Data about app and page elements:
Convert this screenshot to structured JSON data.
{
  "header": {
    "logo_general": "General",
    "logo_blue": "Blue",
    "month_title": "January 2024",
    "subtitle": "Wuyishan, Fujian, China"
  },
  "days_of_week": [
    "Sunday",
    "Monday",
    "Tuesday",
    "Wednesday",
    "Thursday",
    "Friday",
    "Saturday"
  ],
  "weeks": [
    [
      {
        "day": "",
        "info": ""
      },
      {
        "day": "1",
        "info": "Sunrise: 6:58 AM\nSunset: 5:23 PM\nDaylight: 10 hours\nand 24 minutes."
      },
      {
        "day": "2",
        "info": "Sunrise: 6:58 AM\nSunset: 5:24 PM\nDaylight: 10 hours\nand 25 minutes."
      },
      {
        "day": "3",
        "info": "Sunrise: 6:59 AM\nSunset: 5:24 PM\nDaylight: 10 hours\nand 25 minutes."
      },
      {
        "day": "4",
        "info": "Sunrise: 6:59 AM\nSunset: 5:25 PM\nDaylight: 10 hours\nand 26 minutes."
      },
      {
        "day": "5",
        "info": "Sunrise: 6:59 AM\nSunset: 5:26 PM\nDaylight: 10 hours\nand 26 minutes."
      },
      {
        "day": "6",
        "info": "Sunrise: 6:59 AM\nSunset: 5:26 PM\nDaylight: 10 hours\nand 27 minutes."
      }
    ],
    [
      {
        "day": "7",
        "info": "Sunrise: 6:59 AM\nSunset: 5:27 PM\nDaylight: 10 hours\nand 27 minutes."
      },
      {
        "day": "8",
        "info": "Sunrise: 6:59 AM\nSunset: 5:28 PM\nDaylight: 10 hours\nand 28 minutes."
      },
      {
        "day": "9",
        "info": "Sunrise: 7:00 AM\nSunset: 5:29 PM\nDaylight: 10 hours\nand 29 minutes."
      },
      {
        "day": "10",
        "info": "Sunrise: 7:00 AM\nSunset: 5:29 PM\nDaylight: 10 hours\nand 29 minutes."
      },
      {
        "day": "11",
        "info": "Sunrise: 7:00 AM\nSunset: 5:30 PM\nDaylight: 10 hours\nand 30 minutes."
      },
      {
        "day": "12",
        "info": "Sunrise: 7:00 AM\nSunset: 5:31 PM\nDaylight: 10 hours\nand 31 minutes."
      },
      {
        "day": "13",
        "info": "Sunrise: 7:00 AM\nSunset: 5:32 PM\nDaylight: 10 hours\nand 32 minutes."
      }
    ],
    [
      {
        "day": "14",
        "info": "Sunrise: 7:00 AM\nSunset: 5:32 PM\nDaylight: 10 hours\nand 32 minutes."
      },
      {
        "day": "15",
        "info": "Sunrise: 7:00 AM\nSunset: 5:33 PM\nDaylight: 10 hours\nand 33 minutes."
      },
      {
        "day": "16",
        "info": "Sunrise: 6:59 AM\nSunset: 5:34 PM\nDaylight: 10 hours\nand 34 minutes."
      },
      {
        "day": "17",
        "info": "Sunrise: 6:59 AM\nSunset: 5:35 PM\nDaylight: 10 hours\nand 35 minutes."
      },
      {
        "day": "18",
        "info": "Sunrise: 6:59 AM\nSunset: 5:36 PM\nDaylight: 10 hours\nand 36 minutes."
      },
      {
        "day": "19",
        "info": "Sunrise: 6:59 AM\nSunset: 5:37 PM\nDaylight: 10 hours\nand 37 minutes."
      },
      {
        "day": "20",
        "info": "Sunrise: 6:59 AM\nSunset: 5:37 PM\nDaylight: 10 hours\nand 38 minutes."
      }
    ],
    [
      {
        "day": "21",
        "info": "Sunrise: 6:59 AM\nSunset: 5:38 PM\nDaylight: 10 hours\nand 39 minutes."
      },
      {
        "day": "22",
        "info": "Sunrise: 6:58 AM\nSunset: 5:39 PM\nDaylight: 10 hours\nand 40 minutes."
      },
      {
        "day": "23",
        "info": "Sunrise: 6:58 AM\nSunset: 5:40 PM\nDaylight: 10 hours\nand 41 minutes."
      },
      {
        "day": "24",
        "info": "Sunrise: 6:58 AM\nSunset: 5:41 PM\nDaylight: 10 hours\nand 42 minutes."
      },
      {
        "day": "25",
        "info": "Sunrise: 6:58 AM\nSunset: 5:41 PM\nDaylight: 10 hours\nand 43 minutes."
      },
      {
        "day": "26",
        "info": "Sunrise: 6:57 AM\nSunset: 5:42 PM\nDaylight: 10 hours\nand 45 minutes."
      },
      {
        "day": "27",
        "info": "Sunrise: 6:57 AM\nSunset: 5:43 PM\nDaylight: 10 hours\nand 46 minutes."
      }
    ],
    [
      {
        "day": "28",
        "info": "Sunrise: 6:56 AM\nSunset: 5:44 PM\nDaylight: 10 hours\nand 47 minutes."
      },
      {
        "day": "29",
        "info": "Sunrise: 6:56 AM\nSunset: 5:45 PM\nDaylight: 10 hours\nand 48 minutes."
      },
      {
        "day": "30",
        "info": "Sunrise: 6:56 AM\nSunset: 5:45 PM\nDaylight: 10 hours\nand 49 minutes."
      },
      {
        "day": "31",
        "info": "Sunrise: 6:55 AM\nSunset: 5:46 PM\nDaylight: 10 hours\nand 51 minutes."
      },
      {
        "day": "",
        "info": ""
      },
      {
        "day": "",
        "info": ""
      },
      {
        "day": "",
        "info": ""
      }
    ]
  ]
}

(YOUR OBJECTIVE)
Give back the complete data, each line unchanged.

(SOLUTION TO THE EXERCISE)
Convert this screenshot to structured JSON data.
{
  "header": {
    "logo_general": "General",
    "logo_blue": "Blue",
    "month_title": "January 2024",
    "subtitle": "Wuyishan, Fujian, China"
  },
  "days_of_week": [
    "Sunday",
    "Monday",
    "Tuesday",
    "Wednesday",
    "Thursday",
    "Friday",
    "Saturday"
  ],
  "weeks": [
    [
      {
        "day": "",
        "info": ""
      },
      {
        "day": "1",
        "info": "Sunrise: 6:58 AM\nSunset: 5:23 PM\nDaylight: 10 hours\nand 24 minutes."
      },
      {
        "day": "2",
        "info": "Sunrise: 6:58 AM\nSunset: 5:24 PM\nDaylight: 10 hours\nand 25 minutes."
      },
      {
        "day": "3",
        "info": "Sunrise: 6:59 AM\nSunset: 5:24 PM\nDaylight: 10 hours\nand 25 minutes."
      },
      {
        "day": "4",
        "info": "Sunrise: 6:59 AM\nSunset: 5:25 PM\nDaylight: 10 hours\nand 26 minutes."
      },
      {
        "day": "5",
        "info": "Sunrise: 6:59 AM\nSunset: 5:26 PM\nDaylight: 10 hours\nand 26 minutes."
      },
      {
        "day": "6",
        "info": "Sunrise: 6:59 AM\nSunset: 5:26 PM\nDaylight: 10 hours\nand 27 minutes."
      }
    ],
    [
      {
        "day": "7",
        "info": "Sunrise: 6:59 AM\nSunset: 5:27 PM\nDaylight: 10 hours\nand 27 minutes."
      },
      {
        "day": "8",
        "info": "Sunrise: 6:59 AM\nSunset: 5:28 PM\nDaylight: 10 hours\nand 28 minutes."
      },
      {
        "day": "9",
        "info": "Sunrise: 7:00 AM\nSunset: 5:29 PM\nDaylight: 10 hours\nand 29 minutes."
      },
      {
        "day": "10",
        "info": "Sunrise: 7:00 AM\nSunset: 5:29 PM\nDaylight: 10 hours\nand 29 minutes."
      },
      {
        "day": "11",
        "info": "Sunrise: 7:00 AM\nSunset: 5:30 PM\nDaylight: 10 hours\nand 30 minutes."
      },
      {
        "day": "12",
        "info": "Sunrise: 7:00 AM\nSunset: 5:31 PM\nDaylight: 10 hours\nand 31 minutes."
      },
      {
        "day": "13",
        "info": "Sunrise: 7:00 AM\nSunset: 5:32 PM\nDaylight: 10 hours\nand 32 minutes."
      }
    ],
    [
      {
        "day": "14",
        "info": "Sunrise: 7:00 AM\nSunset: 5:32 PM\nDaylight: 10 hours\nand 32 minutes."
      },
      {
        "day": "15",
        "info": "Sunrise: 7:00 AM\nSunset: 5:33 PM\nDaylight: 10 hours\nand 33 minutes."
      },
      {
        "day": "16",
        "info": "Sunrise: 6:59 AM\nSunset: 5:34 PM\nDaylight: 10 hours\nand 34 minutes."
      },
      {
        "day": "17",
        "info": "Sunrise: 6:59 AM\nSunset: 5:35 PM\nDaylight: 10 hours\nand 35 minutes."
      },
      {
        "day": "18",
        "info": "Sunrise: 6:59 AM\nSunset: 5:36 PM\nDaylight: 10 hours\nand 36 minutes."
      },
      {
        "day": "19",
        "info": "Sunrise: 6:59 AM\nSunset: 5:37 PM\nDaylight: 10 hours\nand 37 minutes."
      },
      {
        "day": "20",
        "info": "Sunrise: 6:59 AM\nSunset: 5:37 PM\nDaylight: 10 hours\nand 38 minutes."
      }
    ],
    [
      {
        "day": "21",
        "info": "Sunrise: 6:59 AM\nSunset: 5:38 PM\nDaylight: 10 hours\nand 39 minutes."
      },
      {
        "day": "22",
        "info": "Sunrise: 6:58 AM\nSunset: 5:39 PM\nDaylight: 10 hours\nand 40 minutes."
      },
      {
        "day": "23",
        "info": "Sunrise: 6:58 AM\nSunset: 5:40 PM\nDaylight: 10 hours\nand 41 minutes."
      },
      {
        "day": "24",
        "info": "Sunrise: 6:58 AM\nSunset: 5:41 PM\nDaylight: 10 hours\nand 42 minutes."
      },
      {
        "day": "25",
        "info": "Sunrise: 6:58 AM\nSunset: 5:41 PM\nDaylight: 10 hours\nand 43 minutes."
      },
      {
        "day": "26",
        "info": "Sunrise: 6:57 AM\nSunset: 5:42 PM\nDaylight: 10 hours\nand 45 minutes."
      },
      {
        "day": "27",
        "info": "Sunrise: 6:57 AM\nSunset: 5:43 PM\nDaylight: 10 hours\nand 46 minutes."
      }
    ],
    [
      {
        "day": "28",
        "info": "Sunrise: 6:56 AM\nSunset: 5:44 PM\nDaylight: 10 hours\nand 47 minutes."
      },
      {
        "day": "29",
        "info": "Sunrise: 6:56 AM\nSunset: 5:45 PM\nDaylight: 10 hours\nand 48 minutes."
      },
      {
        "day": "30",
        "info": "Sunrise: 6:56 AM\nSunset: 5:45 PM\nDaylight: 10 hours\nand 49 minutes."
      },
      {
        "day": "31",
        "info": "Sunrise: 6:55 AM\nSunset: 5:46 PM\nDaylight: 10 hours\nand 51 minutes."
      },
      {
        "day": "",
        "info": ""
      },
      {
        "day": "",
        "info": ""
      },
      {
        "day": "",
        "info": ""
      }
    ]
  ]
}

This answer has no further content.